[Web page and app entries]
▼

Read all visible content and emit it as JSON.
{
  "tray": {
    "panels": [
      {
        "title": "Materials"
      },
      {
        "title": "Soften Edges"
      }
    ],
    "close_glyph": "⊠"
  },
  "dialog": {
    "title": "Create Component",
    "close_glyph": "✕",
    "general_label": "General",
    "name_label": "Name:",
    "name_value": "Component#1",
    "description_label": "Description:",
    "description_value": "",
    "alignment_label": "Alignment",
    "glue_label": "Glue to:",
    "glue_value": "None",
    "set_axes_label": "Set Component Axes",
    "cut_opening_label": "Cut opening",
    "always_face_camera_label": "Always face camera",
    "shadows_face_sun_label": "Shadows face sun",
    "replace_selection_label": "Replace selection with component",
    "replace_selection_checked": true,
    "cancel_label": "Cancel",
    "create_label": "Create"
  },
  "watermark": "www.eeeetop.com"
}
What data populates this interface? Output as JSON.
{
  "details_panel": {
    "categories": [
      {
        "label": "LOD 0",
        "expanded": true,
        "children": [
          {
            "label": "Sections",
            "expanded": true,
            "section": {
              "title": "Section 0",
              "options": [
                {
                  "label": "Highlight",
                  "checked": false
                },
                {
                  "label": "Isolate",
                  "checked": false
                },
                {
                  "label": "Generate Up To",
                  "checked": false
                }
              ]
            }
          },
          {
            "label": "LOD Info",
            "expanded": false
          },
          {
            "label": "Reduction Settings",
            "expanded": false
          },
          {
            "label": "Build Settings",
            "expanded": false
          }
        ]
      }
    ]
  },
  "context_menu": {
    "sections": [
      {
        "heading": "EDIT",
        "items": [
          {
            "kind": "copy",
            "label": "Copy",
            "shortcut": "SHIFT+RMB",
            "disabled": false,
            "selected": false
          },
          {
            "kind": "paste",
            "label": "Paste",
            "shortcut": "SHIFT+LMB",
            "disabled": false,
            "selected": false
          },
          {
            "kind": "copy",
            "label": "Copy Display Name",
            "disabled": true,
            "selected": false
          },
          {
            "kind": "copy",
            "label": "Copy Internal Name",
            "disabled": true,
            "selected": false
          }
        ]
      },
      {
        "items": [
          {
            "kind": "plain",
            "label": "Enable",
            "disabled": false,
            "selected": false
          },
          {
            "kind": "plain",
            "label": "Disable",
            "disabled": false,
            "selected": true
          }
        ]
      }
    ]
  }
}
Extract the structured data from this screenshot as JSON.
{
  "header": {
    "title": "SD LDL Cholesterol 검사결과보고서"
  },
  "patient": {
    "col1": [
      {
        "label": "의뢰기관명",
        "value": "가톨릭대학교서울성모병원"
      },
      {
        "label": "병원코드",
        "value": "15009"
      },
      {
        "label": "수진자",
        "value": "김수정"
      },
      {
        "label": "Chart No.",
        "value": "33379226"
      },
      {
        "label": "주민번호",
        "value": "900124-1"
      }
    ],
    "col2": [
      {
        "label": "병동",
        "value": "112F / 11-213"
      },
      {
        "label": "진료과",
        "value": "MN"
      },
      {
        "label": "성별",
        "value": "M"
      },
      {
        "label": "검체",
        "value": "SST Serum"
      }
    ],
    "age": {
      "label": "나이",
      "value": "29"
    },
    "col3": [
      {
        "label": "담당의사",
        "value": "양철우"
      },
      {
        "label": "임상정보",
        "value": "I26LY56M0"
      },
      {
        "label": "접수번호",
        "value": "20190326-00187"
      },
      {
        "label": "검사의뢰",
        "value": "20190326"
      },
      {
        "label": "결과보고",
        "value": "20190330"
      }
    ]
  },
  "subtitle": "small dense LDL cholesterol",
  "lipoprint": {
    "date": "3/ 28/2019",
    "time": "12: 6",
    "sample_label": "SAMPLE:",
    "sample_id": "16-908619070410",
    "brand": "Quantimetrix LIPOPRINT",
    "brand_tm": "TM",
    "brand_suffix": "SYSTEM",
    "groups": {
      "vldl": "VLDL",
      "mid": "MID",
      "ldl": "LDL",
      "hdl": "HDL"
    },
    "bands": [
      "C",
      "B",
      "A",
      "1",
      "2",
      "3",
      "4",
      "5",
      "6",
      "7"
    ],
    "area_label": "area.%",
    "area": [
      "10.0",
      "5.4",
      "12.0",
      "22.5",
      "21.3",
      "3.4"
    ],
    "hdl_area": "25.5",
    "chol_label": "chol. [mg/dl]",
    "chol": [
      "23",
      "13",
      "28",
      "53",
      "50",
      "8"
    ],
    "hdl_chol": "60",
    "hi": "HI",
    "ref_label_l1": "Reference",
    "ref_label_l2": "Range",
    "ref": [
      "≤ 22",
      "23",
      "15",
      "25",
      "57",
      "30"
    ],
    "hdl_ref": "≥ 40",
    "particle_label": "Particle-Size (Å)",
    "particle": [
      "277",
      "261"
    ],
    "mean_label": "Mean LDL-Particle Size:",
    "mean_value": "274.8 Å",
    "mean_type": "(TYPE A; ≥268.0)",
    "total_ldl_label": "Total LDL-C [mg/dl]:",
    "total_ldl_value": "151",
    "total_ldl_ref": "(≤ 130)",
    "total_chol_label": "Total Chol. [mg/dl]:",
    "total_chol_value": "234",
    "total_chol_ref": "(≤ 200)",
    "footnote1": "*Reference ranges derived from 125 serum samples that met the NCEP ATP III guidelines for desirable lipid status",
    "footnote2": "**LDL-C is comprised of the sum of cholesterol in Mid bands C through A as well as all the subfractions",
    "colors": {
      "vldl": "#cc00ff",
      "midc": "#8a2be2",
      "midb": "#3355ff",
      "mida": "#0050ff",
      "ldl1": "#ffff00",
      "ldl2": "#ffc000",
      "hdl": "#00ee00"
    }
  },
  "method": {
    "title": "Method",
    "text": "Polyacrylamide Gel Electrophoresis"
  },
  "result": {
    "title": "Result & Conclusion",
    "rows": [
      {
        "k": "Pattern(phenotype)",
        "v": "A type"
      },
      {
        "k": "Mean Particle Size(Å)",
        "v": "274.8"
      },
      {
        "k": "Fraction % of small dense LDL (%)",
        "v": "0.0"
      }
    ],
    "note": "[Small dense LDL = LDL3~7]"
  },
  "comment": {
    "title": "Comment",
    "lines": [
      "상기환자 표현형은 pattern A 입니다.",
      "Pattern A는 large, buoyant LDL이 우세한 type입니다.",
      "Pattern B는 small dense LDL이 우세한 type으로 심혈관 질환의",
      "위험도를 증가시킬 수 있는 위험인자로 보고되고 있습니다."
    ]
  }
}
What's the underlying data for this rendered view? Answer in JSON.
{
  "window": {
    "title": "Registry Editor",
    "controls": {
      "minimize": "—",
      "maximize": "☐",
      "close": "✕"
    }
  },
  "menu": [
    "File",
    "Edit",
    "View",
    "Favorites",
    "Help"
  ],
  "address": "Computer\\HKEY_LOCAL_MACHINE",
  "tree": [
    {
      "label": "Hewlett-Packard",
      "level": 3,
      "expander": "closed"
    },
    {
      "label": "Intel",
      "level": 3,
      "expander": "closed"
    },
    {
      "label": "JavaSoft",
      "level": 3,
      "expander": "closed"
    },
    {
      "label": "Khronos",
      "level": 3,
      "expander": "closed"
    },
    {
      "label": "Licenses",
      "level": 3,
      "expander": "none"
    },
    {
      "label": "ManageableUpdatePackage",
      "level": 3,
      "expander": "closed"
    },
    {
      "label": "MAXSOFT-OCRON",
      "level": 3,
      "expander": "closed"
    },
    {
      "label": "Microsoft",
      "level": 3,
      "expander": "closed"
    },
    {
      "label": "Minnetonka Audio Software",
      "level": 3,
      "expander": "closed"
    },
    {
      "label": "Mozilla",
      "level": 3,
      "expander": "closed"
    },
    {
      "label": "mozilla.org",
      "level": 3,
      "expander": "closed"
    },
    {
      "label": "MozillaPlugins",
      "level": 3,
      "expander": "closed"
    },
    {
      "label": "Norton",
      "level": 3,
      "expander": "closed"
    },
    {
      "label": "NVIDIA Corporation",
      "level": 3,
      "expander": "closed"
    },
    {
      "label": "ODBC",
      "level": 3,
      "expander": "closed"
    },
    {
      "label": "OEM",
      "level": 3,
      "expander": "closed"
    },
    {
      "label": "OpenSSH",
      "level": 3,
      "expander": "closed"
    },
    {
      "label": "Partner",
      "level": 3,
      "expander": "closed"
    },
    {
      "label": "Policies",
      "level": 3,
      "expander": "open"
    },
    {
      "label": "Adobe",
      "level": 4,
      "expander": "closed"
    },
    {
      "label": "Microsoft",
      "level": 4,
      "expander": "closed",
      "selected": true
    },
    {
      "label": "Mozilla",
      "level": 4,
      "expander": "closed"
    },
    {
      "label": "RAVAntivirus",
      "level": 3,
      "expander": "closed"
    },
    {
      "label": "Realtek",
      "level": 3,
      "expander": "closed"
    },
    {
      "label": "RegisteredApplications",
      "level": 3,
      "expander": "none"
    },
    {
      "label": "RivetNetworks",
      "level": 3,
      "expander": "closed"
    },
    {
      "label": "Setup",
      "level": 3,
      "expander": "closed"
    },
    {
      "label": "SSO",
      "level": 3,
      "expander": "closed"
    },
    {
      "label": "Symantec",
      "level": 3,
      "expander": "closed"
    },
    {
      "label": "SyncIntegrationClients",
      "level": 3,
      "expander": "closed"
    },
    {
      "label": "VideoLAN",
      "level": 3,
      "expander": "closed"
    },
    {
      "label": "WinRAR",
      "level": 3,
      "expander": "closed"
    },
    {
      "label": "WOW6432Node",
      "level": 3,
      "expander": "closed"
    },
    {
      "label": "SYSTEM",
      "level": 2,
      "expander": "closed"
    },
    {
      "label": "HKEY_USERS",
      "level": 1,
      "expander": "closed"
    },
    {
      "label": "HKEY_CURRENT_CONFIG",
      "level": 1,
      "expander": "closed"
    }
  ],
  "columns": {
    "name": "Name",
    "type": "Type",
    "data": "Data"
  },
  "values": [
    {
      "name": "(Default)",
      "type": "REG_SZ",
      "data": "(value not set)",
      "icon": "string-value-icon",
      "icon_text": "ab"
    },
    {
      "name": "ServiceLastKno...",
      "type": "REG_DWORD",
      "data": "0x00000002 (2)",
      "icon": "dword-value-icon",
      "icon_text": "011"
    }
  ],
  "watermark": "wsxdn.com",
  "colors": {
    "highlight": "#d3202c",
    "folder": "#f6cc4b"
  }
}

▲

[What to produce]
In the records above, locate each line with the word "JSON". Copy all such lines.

[Answer to this problem]
Read all visible content and emit it as JSON.
What data populates this interface? Output as JSON.
Extract the structured data from this screenshot as JSON.
What's the underlying data for this rendered view? Answer in JSON.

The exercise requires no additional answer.